Data items:
☆ ☆ ☆

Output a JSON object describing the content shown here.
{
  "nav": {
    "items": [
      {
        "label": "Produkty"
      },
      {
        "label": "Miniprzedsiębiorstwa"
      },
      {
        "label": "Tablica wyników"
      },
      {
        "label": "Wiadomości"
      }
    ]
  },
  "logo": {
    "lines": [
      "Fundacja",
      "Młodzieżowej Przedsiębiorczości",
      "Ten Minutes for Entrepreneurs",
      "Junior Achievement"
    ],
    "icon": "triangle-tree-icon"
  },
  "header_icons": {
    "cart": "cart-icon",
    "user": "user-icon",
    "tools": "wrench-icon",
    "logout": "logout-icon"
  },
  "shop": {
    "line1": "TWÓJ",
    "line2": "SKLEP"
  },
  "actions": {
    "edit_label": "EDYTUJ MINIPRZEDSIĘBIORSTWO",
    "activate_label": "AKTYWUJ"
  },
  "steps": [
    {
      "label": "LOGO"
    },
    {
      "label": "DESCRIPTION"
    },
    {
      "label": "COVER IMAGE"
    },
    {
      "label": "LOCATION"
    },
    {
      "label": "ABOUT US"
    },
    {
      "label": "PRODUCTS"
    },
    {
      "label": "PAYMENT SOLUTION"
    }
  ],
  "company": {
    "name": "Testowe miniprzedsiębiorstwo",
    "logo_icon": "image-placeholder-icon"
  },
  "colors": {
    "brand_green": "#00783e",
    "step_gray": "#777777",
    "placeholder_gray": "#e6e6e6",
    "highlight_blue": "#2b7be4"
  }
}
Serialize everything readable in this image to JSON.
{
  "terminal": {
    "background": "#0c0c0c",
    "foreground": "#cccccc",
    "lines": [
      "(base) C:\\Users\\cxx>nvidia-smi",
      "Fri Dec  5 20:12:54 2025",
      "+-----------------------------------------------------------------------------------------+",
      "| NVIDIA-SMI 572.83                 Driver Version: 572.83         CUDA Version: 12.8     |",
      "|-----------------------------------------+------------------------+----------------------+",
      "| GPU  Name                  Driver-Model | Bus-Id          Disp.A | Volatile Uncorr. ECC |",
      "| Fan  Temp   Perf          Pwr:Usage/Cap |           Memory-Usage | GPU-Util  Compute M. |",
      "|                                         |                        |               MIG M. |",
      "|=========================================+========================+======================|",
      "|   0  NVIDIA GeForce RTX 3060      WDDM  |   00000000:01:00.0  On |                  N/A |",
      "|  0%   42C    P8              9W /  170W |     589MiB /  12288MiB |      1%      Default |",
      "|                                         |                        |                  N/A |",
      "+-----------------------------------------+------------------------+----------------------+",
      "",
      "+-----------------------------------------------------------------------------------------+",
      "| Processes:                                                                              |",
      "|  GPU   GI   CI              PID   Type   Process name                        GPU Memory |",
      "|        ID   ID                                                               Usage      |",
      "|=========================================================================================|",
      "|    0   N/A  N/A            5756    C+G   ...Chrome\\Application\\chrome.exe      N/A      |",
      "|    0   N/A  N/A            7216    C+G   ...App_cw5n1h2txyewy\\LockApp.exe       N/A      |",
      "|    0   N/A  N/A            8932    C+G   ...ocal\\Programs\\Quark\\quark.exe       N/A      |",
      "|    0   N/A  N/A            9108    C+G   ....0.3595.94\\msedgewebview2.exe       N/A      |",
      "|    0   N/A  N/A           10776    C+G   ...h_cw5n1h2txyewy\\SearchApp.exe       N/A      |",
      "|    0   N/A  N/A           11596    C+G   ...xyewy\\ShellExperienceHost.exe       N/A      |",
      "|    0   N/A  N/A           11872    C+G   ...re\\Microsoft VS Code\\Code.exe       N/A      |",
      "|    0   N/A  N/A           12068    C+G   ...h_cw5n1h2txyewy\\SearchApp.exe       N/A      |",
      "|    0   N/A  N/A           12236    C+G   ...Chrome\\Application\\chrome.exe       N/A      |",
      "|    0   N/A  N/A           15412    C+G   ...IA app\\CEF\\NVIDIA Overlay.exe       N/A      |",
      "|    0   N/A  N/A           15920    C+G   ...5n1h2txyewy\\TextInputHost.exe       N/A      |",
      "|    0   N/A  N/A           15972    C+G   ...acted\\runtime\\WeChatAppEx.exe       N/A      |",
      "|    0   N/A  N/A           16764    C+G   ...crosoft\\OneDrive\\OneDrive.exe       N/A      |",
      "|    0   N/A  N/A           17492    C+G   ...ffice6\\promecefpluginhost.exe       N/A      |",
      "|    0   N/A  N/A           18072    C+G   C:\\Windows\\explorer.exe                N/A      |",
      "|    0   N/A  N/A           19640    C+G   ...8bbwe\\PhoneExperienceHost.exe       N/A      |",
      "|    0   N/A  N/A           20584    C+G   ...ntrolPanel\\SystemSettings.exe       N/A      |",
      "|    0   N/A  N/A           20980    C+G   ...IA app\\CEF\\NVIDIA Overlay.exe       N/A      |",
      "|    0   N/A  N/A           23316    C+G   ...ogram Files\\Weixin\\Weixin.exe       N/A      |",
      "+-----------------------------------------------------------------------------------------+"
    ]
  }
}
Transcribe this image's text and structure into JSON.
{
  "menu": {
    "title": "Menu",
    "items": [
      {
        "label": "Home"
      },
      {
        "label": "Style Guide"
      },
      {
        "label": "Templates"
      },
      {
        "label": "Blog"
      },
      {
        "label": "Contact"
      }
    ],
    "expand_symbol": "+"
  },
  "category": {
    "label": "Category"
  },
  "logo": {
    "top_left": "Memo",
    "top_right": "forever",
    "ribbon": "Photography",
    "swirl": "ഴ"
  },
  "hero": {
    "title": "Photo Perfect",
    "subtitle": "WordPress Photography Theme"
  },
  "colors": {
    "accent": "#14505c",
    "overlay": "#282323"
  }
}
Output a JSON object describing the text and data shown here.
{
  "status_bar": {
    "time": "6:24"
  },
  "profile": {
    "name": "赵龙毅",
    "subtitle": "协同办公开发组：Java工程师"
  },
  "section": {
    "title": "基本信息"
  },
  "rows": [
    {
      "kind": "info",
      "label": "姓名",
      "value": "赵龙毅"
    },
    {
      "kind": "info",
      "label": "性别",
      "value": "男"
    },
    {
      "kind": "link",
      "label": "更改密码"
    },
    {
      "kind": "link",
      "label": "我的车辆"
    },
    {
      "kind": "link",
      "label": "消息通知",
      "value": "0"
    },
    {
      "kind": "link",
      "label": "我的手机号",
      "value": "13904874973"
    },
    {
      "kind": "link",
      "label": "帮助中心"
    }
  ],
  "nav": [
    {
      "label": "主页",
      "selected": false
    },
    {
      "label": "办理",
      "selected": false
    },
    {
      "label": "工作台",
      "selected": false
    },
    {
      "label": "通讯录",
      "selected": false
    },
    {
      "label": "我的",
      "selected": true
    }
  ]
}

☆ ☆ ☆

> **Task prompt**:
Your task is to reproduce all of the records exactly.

> **Task solution**:
Output a JSON object describing the content shown here.
{
  "nav": {
    "items": [
      {
        "label": "Produkty"
      },
      {
        "label": "Miniprzedsiębiorstwa"
      },
      {
        "label": "Tablica wyników"
      },
      {
        "label": "Wiadomości"
      }
    ]
  },
  "logo": {
    "lines": [
      "Fundacja",
      "Młodzieżowej Przedsiębiorczości",
      "Ten Minutes for Entrepreneurs",
      "Junior Achievement"
    ],
    "icon": "triangle-tree-icon"
  },
  "header_icons": {
    "cart": "cart-icon",
    "user": "user-icon",
    "tools": "wrench-icon",
    "logout": "logout-icon"
  },
  "shop": {
    "line1": "TWÓJ",
    "line2": "SKLEP"
  },
  "actions": {
    "edit_label": "EDYTUJ MINIPRZEDSIĘBIORSTWO",
    "activate_label": "AKTYWUJ"
  },
  "steps": [
    {
      "label": "LOGO"
    },
    {
      "label": "DESCRIPTION"
    },
    {
      "label": "COVER IMAGE"
    },
    {
      "label": "LOCATION"
    },
    {
      "label": "ABOUT US"
    },
    {
      "label": "PRODUCTS"
    },
    {
      "label": "PAYMENT SOLUTION"
    }
  ],
  "company": {
    "name": "Testowe miniprzedsiębiorstwo",
    "logo_icon": "image-placeholder-icon"
  },
  "colors": {
    "brand_green": "#00783e",
    "step_gray": "#777777",
    "placeholder_gray": "#e6e6e6",
    "highlight_blue": "#2b7be4"
  }
}
Serialize everything readable in this image to JSON.
{
  "terminal": {
    "background": "#0c0c0c",
    "foreground": "#cccccc",
    "lines": [
      "(base) C:\\Users\\cxx>nvidia-smi",
      "Fri Dec  5 20:12:54 2025",
      "+-----------------------------------------------------------------------------------------+",
      "| NVIDIA-SMI 572.83                 Driver Version: 572.83         CUDA Version: 12.8     |",
      "|-----------------------------------------+------------------------+----------------------+",
      "| GPU  Name                  Driver-Model | Bus-Id          Disp.A | Volatile Uncorr. ECC |",
      "| Fan  Temp   Perf          Pwr:Usage/Cap |           Memory-Usage | GPU-Util  Compute M. |",
      "|                                         |                        |               MIG M. |",
      "|=========================================+========================+======================|",
      "|   0  NVIDIA GeForce RTX 3060      WDDM  |   00000000:01:00.0  On |                  N/A |",
      "|  0%   42C    P8              9W /  170W |     589MiB /  12288MiB |      1%      Default |",
      "|                                         |                        |                  N/A |",
      "+-----------------------------------------+------------------------+----------------------+",
      "",
      "+-----------------------------------------------------------------------------------------+",
      "| Processes:                                                                              |",
      "|  GPU   GI   CI              PID   Type   Process name                        GPU Memory |",
      "|        ID   ID                                                               Usage      |",
      "|=========================================================================================|",
      "|    0   N/A  N/A            5756    C+G   ...Chrome\\Application\\chrome.exe      N/A      |",
      "|    0   N/A  N/A            7216    C+G   ...App_cw5n1h2txyewy\\LockApp.exe       N/A      |",
      "|    0   N/A  N/A            8932    C+G   ...ocal\\Programs\\Quark\\quark.exe       N/A      |",
      "|    0   N/A  N/A            9108    C+G   ....0.3595.94\\msedgewebview2.exe       N/A      |",
      "|    0   N/A  N/A           10776    C+G   ...h_cw5n1h2txyewy\\SearchApp.exe       N/A      |",
      "|    0   N/A  N/A           11596    C+G   ...xyewy\\ShellExperienceHost.exe       N/A      |",
      "|    0   N/A  N/A           11872    C+G   ...re\\Microsoft VS Code\\Code.exe       N/A      |",
      "|    0   N/A  N/A           12068    C+G   ...h_cw5n1h2txyewy\\SearchApp.exe       N/A      |",
      "|    0   N/A  N/A           12236    C+G   ...Chrome\\Application\\chrome.exe       N/A      |",
      "|    0   N/A  N/A           15412    C+G   ...IA app\\CEF\\NVIDIA Overlay.exe       N/A      |",
      "|    0   N/A  N/A           15920    C+G   ...5n1h2txyewy\\TextInputHost.exe       N/A      |",
      "|    0   N/A  N/A           15972    C+G   ...acted\\runtime\\WeChatAppEx.exe       N/A      |",
      "|    0   N/A  N/A           16764    C+G   ...crosoft\\OneDrive\\OneDrive.exe       N/A      |",
      "|    0   N/A  N/A           17492    C+G   ...ffice6\\promecefpluginhost.exe       N/A      |",
      "|    0   N/A  N/A           18072    C+G   C:\\Windows\\explorer.exe                N/A      |",
      "|    0   N/A  N/A           19640    C+G   ...8bbwe\\PhoneExperienceHost.exe       N/A      |",
      "|    0   N/A  N/A           20584    C+G   ...ntrolPanel\\SystemSettings.exe       N/A      |",
      "|    0   N/A  N/A           20980    C+G   ...IA app\\CEF\\NVIDIA Overlay.exe       N/A      |",
      "|    0   N/A  N/A           23316    C+G   ...ogram Files\\Weixin\\Weixin.exe       N/A      |",
      "+-----------------------------------------------------------------------------------------+"
    ]
  }
}
Transcribe this image's text and structure into JSON.
{
  "menu": {
    "title": "Menu",
    "items": [
      {
        "label": "Home"
      },
      {
        "label": "Style Guide"
      },
      {
        "label": "Templates"
      },
      {
        "label": "Blog"
      },
      {
        "label": "Contact"
      }
    ],
    "expand_symbol": "+"
  },
  "category": {
    "label": "Category"
  },
  "logo": {
    "top_left": "Memo",
    "top_right": "forever",
    "ribbon": "Photography",
    "swirl": "ഴ"
  },
  "hero": {
    "title": "Photo Perfect",
    "subtitle": "WordPress Photography Theme"
  },
  "colors": {
    "accent": "#14505c",
    "overlay": "#282323"
  }
}
Output a JSON object describing the text and data shown here.
{
  "status_bar": {
    "time": "6:24"
  },
  "profile": {
    "name": "赵龙毅",
    "subtitle": "协同办公开发组：Java工程师"
  },
  "section": {
    "title": "基本信息"
  },
  "rows": [
    {
      "kind": "info",
      "label": "姓名",
      "value": "赵龙毅"
    },
    {
      "kind": "info",
      "label": "性别",
      "value": "男"
    },
    {
      "kind": "link",
      "label": "更改密码"
    },
    {
      "kind": "link",
      "label": "我的车辆"
    },
    {
      "kind": "link",
      "label": "消息通知",
      "value": "0"
    },
    {
      "kind": "link",
      "label": "我的手机号",
      "value": "13904874973"
    },
    {
      "kind": "link",
      "label": "帮助中心"
    }
  ],
  "nav": [
    {
      "label": "主页",
      "selected": false
    },
    {
      "label": "办理",
      "selected": false
    },
    {
      "label": "工作台",
      "selected": false
    },
    {
      "label": "通讯录",
      "selected": false
    },
    {
      "label": "我的",
      "selected": true
    }
  ]
}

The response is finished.